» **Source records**
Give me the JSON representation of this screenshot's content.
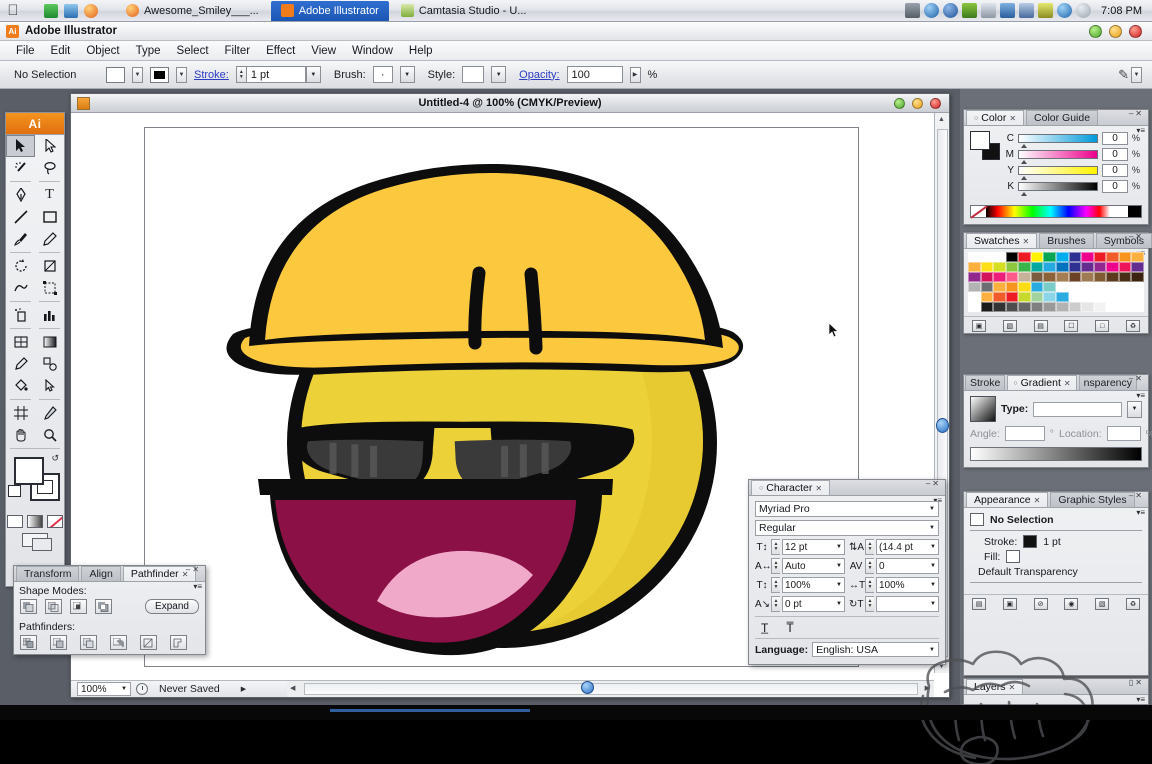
{
  "taskbar": {
    "apple_icon": "apple-logo",
    "quick_icons": [
      "mail-icon",
      "photos-icon",
      "firefox-icon"
    ],
    "tasks": [
      {
        "label": "Awesome_Smiley___...",
        "icon": "firefox-icon",
        "active": false
      },
      {
        "label": "Adobe Illustrator",
        "icon": "illustrator-icon",
        "active": true
      },
      {
        "label": "Camtasia Studio - U...",
        "icon": "camtasia-icon",
        "active": false
      }
    ],
    "tray_icons": [
      "security-icon",
      "info-icon",
      "acrobat-icon",
      "update-icon",
      "display-icon",
      "network-icon",
      "laptop-icon",
      "battery-icon",
      "sync-icon",
      "volume-icon"
    ],
    "clock": "7:08 PM"
  },
  "app": {
    "title": "Adobe Illustrator",
    "badge": "Ai",
    "window_buttons": [
      "minimize-button",
      "maximize-button",
      "close-button"
    ]
  },
  "menubar": {
    "items": [
      "File",
      "Edit",
      "Object",
      "Type",
      "Select",
      "Filter",
      "Effect",
      "View",
      "Window",
      "Help"
    ]
  },
  "controlbar": {
    "selection_status": "No Selection",
    "stroke_label": "Stroke:",
    "stroke_value": "1 pt",
    "brush_label": "Brush:",
    "brush_value": "·",
    "style_label": "Style:",
    "opacity_label": "Opacity:",
    "opacity_value": "100",
    "opacity_unit": "%"
  },
  "document": {
    "title": "Untitled-4 @ 100% (CMYK/Preview)",
    "window_buttons": [
      "minimize-button",
      "maximize-button",
      "close-button"
    ]
  },
  "statusbar": {
    "zoom": "100%",
    "status": "Never Saved"
  },
  "toolbox": {
    "logo": "Ai",
    "tools": [
      [
        "selection-tool",
        "direct-selection-tool"
      ],
      [
        "magic-wand-tool",
        "lasso-tool"
      ],
      [
        "pen-tool",
        "type-tool"
      ],
      [
        "line-segment-tool",
        "rectangle-tool"
      ],
      [
        "paintbrush-tool",
        "pencil-tool"
      ],
      [
        "rotate-tool",
        "scale-tool"
      ],
      [
        "warp-tool",
        "free-transform-tool"
      ],
      [
        "symbol-sprayer-tool",
        "column-graph-tool"
      ],
      [
        "mesh-tool",
        "gradient-tool"
      ],
      [
        "eyedropper-tool",
        "blend-tool"
      ],
      [
        "live-paint-bucket-tool",
        "live-paint-selection-tool"
      ],
      [
        "crop-area-tool",
        "slice-tool"
      ],
      [
        "hand-tool",
        "zoom-tool"
      ]
    ],
    "fill_color": "#ffffff",
    "stroke_color": "#000000",
    "modes": [
      "color-mode",
      "gradient-mode",
      "none-mode"
    ],
    "screen_mode": "screen-mode-button"
  },
  "panels": {
    "color": {
      "tabs": [
        {
          "label": "Color",
          "active": true,
          "closable": true
        },
        {
          "label": "Color Guide",
          "active": false,
          "closable": false
        }
      ],
      "channels": [
        {
          "key": "C",
          "value": "0",
          "unit": "%",
          "color": "#0099da"
        },
        {
          "key": "M",
          "value": "0",
          "unit": "%",
          "color": "#ec008c"
        },
        {
          "key": "Y",
          "value": "0",
          "unit": "%",
          "color": "#fff200"
        },
        {
          "key": "K",
          "value": "0",
          "unit": "%",
          "color": "#000000"
        }
      ]
    },
    "swatches": {
      "tabs": [
        {
          "label": "Swatches",
          "active": true,
          "closable": true
        },
        {
          "label": "Brushes",
          "active": false,
          "closable": false
        },
        {
          "label": "Symbols",
          "active": false,
          "closable": false
        }
      ],
      "rows": [
        [
          "#ffffff",
          "#ffffff",
          "#ffffff",
          "#000000",
          "#ed1c24",
          "#fff200",
          "#00a651",
          "#00aeef",
          "#2e3192",
          "#ec008c",
          "#ed1c24",
          "#f15a29",
          "#f7941e",
          "#fbb040"
        ],
        [
          "#fbb040",
          "#ffde17",
          "#d7df23",
          "#8dc63f",
          "#39b54a",
          "#00a99d",
          "#27aae1",
          "#0071bc",
          "#2e3192",
          "#662d91",
          "#92278f",
          "#ec008c",
          "#ed145b",
          "#662d91"
        ],
        [
          "#92278f",
          "#d4145a",
          "#ed1e79",
          "#ff5a8c",
          "#c7b299",
          "#7a5c3e",
          "#8c6239",
          "#a67c52",
          "#6b4226",
          "#9e7b53",
          "#7f5a33",
          "#5c3a1e",
          "#4a2f18",
          "#3b2512"
        ],
        [
          "#b3b3b3",
          "#6d6e71",
          "#fbb040",
          "#f7941e",
          "#ffde17",
          "#29abe2",
          "#7accc8",
          "#ffffff",
          "#ffffff",
          "#ffffff",
          "#ffffff",
          "#ffffff",
          "#ffffff",
          "#ffffff"
        ],
        [
          "#ffffff",
          "#fbb040",
          "#f15a29",
          "#ed1c24",
          "#c7d92d",
          "#a3d39c",
          "#8cd4e8",
          "#29abe2",
          "#ffffff",
          "#ffffff",
          "#ffffff",
          "#ffffff",
          "#ffffff",
          "#ffffff"
        ],
        [
          "#ffffff",
          "#1a1a1a",
          "#333333",
          "#4d4d4d",
          "#666666",
          "#808080",
          "#999999",
          "#b3b3b3",
          "#cccccc",
          "#e6e6e6",
          "#f2f2f2",
          "#ffffff",
          "#ffffff",
          "#ffffff"
        ]
      ],
      "buttons": [
        "swatch-libraries-button",
        "show-swatch-kinds-button",
        "swatch-options-button",
        "new-color-group-button",
        "new-swatch-button",
        "delete-swatch-button"
      ]
    },
    "gradient": {
      "tabs": [
        {
          "label": "Stroke",
          "active": false,
          "closable": false
        },
        {
          "label": "Gradient",
          "active": true,
          "closable": true
        },
        {
          "label": "nsparency",
          "active": false,
          "closable": false
        }
      ],
      "type_label": "Type:",
      "type_value": "",
      "angle_label": "Angle:",
      "angle_value": "",
      "angle_unit": "°",
      "location_label": "Location:",
      "location_value": "",
      "location_unit": "%"
    },
    "appearance": {
      "tabs": [
        {
          "label": "Appearance",
          "active": true,
          "closable": true
        },
        {
          "label": "Graphic Styles",
          "active": false,
          "closable": false
        }
      ],
      "selection": "No Selection",
      "stroke_label": "Stroke:",
      "stroke_value": "1 pt",
      "fill_label": "Fill:",
      "transparency": "Default Transparency",
      "buttons": [
        "add-new-stroke-button",
        "add-new-fill-button",
        "clear-appearance-button",
        "duplicate-item-button",
        "new-art-has-basic-appearance-button",
        "delete-item-button"
      ]
    },
    "layers": {
      "tabs": [
        {
          "label": "Layers",
          "active": true,
          "closable": true
        }
      ]
    }
  },
  "character_panel": {
    "tabs": [
      {
        "label": "Character",
        "active": true,
        "closable": true
      }
    ],
    "font_family": "Myriad Pro",
    "font_style": "Regular",
    "font_size": "12 pt",
    "leading": "(14.4 pt",
    "kerning": "Auto",
    "tracking": "0",
    "vertical_scale": "100%",
    "horizontal_scale": "100%",
    "baseline_shift": "0 pt",
    "rotation": "",
    "buttons": [
      "all-caps-button",
      "strikethrough-button"
    ],
    "language_label": "Language:",
    "language_value": "English: USA"
  },
  "pathfinder_panel": {
    "tabs": [
      {
        "label": "Transform",
        "active": false,
        "closable": false
      },
      {
        "label": "Align",
        "active": false,
        "closable": false
      },
      {
        "label": "Pathfinder",
        "active": true,
        "closable": true
      }
    ],
    "shape_modes_label": "Shape Modes:",
    "shape_mode_buttons": [
      "unite-button",
      "minus-front-button",
      "intersect-button",
      "exclude-button"
    ],
    "expand_label": "Expand",
    "pathfinders_label": "Pathfinders:",
    "pathfinder_buttons": [
      "divide-button",
      "trim-button",
      "merge-button",
      "crop-button",
      "outline-button",
      "minus-back-button"
    ]
  },
  "artwork": {
    "name": "awesome-smiley-hardhat",
    "colors": {
      "face": "#ecd139",
      "face_shadow": "#e3c32e",
      "helmet": "#fbc83e",
      "outline": "#0d0d0d",
      "glasses": "#3a3a3a",
      "glasses_light": "#585858",
      "mouth": "#8b1045",
      "tongue": "#f1a9c9"
    }
  },
  "cursor": {
    "name": "mouse-pointer",
    "x": "758",
    "y": "210"
  }
}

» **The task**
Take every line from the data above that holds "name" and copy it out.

» **Solution for this exercise**
    "name": "awesome-smiley-hardhat",
    "name": "mouse-pointer",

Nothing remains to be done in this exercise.